• **REQUIRED WORK**
Please find the lines in the entries below that contain the word "screenshot", and copy each one.

• **GIVEN INFORMATION**
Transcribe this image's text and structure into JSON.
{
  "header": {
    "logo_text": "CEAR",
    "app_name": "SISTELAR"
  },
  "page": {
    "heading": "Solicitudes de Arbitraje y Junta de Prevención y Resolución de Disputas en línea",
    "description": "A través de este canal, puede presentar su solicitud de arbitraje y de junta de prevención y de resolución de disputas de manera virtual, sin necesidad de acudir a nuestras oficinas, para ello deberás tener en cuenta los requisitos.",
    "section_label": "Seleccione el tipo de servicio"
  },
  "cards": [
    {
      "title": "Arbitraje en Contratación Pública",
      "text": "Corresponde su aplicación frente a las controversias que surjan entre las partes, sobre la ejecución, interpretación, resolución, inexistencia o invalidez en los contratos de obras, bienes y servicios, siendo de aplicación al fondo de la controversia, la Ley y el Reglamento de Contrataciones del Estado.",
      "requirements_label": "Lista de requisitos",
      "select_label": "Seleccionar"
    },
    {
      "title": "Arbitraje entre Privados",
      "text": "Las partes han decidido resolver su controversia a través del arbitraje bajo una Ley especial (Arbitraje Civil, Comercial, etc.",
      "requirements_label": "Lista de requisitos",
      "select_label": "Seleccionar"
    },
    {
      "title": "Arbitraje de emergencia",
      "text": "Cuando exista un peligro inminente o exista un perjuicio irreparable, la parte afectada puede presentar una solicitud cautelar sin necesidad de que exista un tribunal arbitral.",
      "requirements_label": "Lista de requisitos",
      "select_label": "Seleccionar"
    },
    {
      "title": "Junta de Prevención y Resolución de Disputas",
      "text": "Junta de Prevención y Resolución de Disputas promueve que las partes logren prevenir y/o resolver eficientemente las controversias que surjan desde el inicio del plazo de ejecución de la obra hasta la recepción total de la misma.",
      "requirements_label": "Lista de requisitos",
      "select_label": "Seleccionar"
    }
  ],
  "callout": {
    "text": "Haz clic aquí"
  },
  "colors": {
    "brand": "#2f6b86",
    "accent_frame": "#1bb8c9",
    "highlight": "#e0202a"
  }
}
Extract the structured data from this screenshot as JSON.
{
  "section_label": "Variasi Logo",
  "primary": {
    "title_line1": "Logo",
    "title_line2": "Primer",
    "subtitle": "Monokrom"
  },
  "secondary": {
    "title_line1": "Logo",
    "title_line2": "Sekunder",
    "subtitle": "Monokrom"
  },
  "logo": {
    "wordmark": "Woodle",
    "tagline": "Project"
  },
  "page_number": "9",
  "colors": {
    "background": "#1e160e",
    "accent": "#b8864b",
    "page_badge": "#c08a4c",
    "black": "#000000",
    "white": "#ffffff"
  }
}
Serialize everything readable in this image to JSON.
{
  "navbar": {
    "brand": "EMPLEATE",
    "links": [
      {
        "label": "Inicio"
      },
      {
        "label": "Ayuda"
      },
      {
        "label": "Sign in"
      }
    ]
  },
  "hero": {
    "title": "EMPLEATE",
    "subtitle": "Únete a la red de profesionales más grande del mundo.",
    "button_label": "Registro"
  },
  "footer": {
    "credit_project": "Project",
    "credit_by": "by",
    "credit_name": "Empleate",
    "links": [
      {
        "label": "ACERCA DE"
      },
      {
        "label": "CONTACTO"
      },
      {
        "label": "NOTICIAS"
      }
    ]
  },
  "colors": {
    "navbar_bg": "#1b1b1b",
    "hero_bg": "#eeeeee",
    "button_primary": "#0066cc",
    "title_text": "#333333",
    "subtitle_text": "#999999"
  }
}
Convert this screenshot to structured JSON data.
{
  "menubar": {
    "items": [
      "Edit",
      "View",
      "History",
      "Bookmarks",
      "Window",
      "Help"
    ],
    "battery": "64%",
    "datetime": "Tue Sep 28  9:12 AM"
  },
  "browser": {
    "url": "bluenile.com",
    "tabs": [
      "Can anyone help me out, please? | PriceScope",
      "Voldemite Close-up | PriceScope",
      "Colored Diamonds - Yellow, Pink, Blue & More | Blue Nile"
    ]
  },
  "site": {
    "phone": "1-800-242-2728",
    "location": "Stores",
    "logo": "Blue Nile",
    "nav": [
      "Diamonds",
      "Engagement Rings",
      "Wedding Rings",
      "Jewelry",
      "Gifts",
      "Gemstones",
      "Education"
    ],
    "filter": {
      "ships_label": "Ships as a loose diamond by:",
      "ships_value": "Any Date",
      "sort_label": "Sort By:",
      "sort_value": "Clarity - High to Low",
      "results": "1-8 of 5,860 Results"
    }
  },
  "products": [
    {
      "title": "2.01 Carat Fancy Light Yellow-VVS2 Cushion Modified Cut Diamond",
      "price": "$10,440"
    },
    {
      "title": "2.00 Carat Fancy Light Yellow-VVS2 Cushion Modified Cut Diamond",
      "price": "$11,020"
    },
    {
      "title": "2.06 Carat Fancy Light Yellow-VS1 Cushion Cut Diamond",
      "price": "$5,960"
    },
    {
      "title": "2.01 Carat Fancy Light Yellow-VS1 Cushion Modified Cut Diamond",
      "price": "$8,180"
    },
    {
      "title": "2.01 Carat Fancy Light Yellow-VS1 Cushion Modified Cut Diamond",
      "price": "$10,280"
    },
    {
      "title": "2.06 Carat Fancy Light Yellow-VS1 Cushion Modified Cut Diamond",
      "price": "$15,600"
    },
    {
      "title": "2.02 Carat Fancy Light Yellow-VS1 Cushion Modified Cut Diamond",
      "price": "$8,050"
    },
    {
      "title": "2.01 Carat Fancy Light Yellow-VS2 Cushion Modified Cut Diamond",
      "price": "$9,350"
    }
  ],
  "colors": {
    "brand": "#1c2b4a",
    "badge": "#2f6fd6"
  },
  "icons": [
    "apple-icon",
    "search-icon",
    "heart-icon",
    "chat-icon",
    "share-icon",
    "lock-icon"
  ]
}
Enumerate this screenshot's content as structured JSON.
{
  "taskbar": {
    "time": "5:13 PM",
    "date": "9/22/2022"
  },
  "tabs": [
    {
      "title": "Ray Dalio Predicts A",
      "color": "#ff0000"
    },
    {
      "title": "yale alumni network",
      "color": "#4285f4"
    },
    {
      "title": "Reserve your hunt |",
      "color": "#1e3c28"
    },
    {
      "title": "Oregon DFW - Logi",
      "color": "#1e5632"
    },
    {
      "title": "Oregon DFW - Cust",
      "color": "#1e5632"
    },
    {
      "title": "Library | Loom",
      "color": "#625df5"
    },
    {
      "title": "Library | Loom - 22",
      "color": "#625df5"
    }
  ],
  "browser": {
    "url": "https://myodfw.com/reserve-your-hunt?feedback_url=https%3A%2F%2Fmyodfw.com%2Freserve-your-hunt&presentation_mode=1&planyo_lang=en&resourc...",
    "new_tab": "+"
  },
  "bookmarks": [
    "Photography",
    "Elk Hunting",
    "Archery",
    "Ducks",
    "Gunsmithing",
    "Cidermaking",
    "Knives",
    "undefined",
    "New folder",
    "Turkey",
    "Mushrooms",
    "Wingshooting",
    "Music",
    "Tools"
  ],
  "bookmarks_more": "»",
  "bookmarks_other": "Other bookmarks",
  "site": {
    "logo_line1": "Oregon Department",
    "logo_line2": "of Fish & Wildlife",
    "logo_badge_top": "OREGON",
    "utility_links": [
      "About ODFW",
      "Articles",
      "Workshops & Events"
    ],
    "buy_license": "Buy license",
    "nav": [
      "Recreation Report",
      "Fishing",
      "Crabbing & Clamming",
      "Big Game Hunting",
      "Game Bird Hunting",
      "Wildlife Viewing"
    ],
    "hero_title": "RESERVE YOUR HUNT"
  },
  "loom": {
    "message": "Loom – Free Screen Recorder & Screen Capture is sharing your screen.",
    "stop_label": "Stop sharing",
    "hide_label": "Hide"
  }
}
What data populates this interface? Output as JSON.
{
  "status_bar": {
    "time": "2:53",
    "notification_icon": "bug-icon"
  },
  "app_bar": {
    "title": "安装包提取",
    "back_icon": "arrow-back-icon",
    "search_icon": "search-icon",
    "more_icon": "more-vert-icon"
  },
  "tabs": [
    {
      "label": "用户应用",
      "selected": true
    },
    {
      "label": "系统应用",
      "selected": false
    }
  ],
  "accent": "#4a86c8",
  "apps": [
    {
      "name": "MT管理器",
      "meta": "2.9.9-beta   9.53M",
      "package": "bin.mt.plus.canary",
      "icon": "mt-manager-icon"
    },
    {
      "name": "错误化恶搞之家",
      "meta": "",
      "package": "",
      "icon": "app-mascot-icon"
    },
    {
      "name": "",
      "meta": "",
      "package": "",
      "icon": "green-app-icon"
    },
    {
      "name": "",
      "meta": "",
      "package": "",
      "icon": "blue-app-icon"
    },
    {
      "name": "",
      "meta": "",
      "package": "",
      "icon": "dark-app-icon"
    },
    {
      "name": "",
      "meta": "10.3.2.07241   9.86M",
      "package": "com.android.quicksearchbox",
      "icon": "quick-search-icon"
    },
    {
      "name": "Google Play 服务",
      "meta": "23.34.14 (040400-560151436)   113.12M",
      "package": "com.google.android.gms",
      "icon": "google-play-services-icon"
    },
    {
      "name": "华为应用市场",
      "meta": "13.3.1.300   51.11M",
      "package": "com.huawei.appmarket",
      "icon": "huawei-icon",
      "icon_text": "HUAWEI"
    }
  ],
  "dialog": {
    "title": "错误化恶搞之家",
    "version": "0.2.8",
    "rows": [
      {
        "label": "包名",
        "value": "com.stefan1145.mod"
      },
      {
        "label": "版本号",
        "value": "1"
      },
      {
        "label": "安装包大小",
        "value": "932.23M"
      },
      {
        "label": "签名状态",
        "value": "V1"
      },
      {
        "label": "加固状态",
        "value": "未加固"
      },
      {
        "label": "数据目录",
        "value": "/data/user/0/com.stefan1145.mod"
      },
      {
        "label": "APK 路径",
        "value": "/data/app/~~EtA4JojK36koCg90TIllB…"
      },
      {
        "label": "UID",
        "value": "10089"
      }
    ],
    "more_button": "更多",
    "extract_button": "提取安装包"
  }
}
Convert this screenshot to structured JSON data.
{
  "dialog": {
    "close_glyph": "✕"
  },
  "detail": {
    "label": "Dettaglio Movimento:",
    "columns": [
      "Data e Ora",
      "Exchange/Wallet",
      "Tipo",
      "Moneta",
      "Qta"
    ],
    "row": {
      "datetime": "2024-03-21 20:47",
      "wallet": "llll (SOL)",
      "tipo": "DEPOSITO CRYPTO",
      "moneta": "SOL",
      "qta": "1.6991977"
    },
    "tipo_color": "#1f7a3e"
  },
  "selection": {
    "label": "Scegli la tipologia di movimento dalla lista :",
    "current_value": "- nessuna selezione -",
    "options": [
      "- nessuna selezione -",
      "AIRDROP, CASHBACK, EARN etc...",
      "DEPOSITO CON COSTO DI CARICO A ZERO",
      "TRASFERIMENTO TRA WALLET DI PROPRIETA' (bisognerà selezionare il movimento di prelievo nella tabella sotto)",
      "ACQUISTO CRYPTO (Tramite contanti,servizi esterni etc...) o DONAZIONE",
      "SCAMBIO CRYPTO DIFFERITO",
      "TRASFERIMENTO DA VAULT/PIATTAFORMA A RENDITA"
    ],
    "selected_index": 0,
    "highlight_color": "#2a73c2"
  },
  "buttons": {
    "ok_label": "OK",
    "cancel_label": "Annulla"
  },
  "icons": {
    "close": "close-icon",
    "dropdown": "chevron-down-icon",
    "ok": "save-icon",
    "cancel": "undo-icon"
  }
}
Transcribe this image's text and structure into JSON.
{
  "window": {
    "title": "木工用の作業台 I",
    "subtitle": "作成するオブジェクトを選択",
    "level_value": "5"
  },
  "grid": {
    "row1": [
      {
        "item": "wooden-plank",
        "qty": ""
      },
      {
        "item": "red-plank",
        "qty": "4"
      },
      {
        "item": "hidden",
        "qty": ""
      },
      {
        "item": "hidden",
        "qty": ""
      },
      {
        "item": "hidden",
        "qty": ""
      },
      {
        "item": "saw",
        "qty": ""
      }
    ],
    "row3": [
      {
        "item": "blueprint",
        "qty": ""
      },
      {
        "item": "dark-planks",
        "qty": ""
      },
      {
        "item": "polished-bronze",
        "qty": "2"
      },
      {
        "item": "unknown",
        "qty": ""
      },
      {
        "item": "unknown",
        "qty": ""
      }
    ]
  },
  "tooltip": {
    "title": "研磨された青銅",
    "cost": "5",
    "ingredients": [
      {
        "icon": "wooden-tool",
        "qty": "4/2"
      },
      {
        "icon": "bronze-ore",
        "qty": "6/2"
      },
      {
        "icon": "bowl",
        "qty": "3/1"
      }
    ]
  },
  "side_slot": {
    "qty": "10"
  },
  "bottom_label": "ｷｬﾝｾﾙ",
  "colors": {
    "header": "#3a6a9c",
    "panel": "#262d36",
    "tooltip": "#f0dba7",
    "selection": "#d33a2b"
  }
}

• **RESULT FOR THIS EXERCISE**
Extract the structured data from this screenshot as JSON.
Convert this screenshot to structured JSON data.
Enumerate this screenshot's content as structured JSON.
Convert this screenshot to structured JSON data.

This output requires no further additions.